Our house is set on the main road, although this is not as unpleasant as it sounds, since a) there is a long garden between the house and the road, and b) the road only leads to the beach, and is incredibly quiet now that the summer is over. But our village is a prime spot for walkers, and for most of the year they come toiling past our cottage. And inevitably, as they pass our gate, their heads swivel sideways, and they stare at the house. I really don’t know why, because although the cottage itself is lovely, there is nothing very picturesque about the outside, no climbing roses, no thatched roof. And the garden is plain to the point of embarrassment. But still people stare, and regularly stop at the gate and stand there pointing and looking. Which makes me cross, and I know that’s stingy and unreasonable of me, but I have a very over developed sense of privacy.
Now if you can imagine people stopping at the gate just to stare at a simple white cottage at the end of a raggedy lawn, imagine how much more attention we attract when we have yarn out to dry. Tony built a huge drying rack when we first came here (it doubles as a 15 foot table base for outdoor parties), and it sits on the lawn with the skeins slung over it. Its very practical. But its a gawker magnet. So I wasn’t very surprised to see a pair of walkers standing outside the gate looking at the yarn last week. We were just hanging it out to dry, and I did my usual antisocial trick of pretending not to see or hear them (you’d be surprised how well that works if you are really determined).
But Tony is the complete opposite to me, sociable, friendly, and kindness personified. To my absolute horror, he turned to them and asked if they would like to come into the garden to look closer. I muttered things not fit to be printed, shot him a look that should have shrivelled him on the spot, and hoped that they would do the decent English thing and move on with an embarrassed refusal. They did not. They came into the garden. I was mortified. I was furious. I was stupid.
Because serendipity followed that act of friendliness by Tony. It turned out that this couple had both spent their working lives in the dyeing industry. They knew everything there was to know about dyeing yarn and fabric, and they were delighted to share some of their knowledge with us. Which was very helpful, because when I once tried to discuss some dyeing issues we were having, with our dye supplier, he was so horrified by the methods we used, and so incredulous that they could possibly work, that I never tried talking technicalities with him again. These two were much more open-minded. “If it works for you,” they kept saying, “then good! But you might want to give this a go as well……”.
Tony was over the moon. He’s always up for trying new things, and the business is a work in progress as far as he’s concerned. I’m much more hidebound and cautious, more “if it ain’t broke, why fix it?” But he’s in charge of dyeing, so he got to try some of the suggestions out without my interference. And the results were spectacular.

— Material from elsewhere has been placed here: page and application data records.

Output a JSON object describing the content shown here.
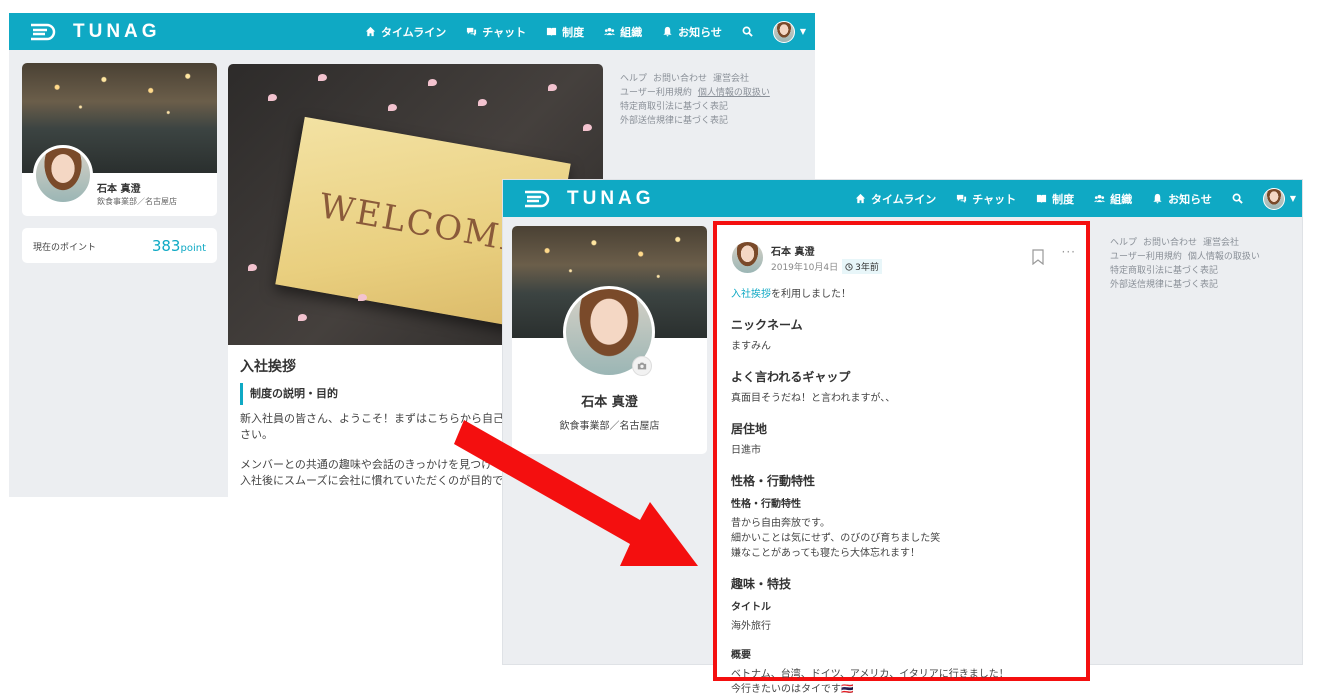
{
  "brand": {
    "name": "TUNAG",
    "accent": "#0fa9c4",
    "highlight": "#f40f0f"
  },
  "nav": {
    "items": [
      {
        "label": "タイムライン",
        "icon": "home-icon"
      },
      {
        "label": "チャット",
        "icon": "chat-icon"
      },
      {
        "label": "制度",
        "icon": "book-icon"
      },
      {
        "label": "組織",
        "icon": "people-icon"
      },
      {
        "label": "お知らせ",
        "icon": "bell-icon"
      }
    ]
  },
  "footer": {
    "help": "ヘルプ",
    "contact": "お問い合わせ",
    "company": "運営会社",
    "terms": "ユーザー利用規約",
    "privacy": "個人情報の取扱い",
    "commerce": "特定商取引法に基づく表記",
    "external": "外部送信規律に基づく表記"
  },
  "profile": {
    "name": "石本 真澄",
    "department": "飲食事業部／名古屋店",
    "points_label": "現在のポイント",
    "points_value": "383",
    "points_unit": "point"
  },
  "welcome": {
    "image_word": "WELCOME",
    "title": "入社挨拶",
    "section_heading": "制度の説明・目的",
    "para1": "新入社員の皆さん、ようこそ！まずはこちらから自己\nさい。",
    "para2": "メンバーとの共通の趣味や会話のきっかけを見つけ\n入社後にスムーズに会社に慣れていただくのが目的で"
  },
  "post": {
    "author": "石本 真澄",
    "date": "2019年10月4日",
    "relative": "3年前",
    "intro_link": "入社挨拶",
    "intro_rest": "を利用しました！",
    "sections": {
      "nickname_h": "ニックネーム",
      "nickname": "ますみん",
      "gap_h": "よく言われるギャップ",
      "gap": "真面目そうだね！と言われますが、、",
      "home_h": "居住地",
      "home": "日進市",
      "personality_h": "性格・行動特性",
      "personality_sub": "性格・行動特性",
      "personality": "昔から自由奔放です。\n細かいことは気にせず、のびのび育ちました笑\n嫌なことがあっても寝たら大体忘れます！",
      "hobby_h": "趣味・特技",
      "title_sub": "タイトル",
      "title_val": "海外旅行",
      "summary_sub": "概要",
      "summary": "ベトナム、台湾、ドイツ、アメリカ、イタリアに行きました！\n今行きたいのはタイです🇹🇭"
    }
  }
}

I hope you’ll agree that one of the characteristics of Posh Yarn is the depth and brilliance of our colours. Well, you ain’t seen nothing yet, baby. With the new dye methods, the colours are even more intense, and much more importantly, even more colourfast. Just look at all these rich autumnal shades, warm, glowing, glorious reds and golds and browns. I want to knit a giant sized sweater out of it, and wrap it around the outside of the house so that it looks like a scene from a New England tourist advert.
Now that really would make people stop and look……..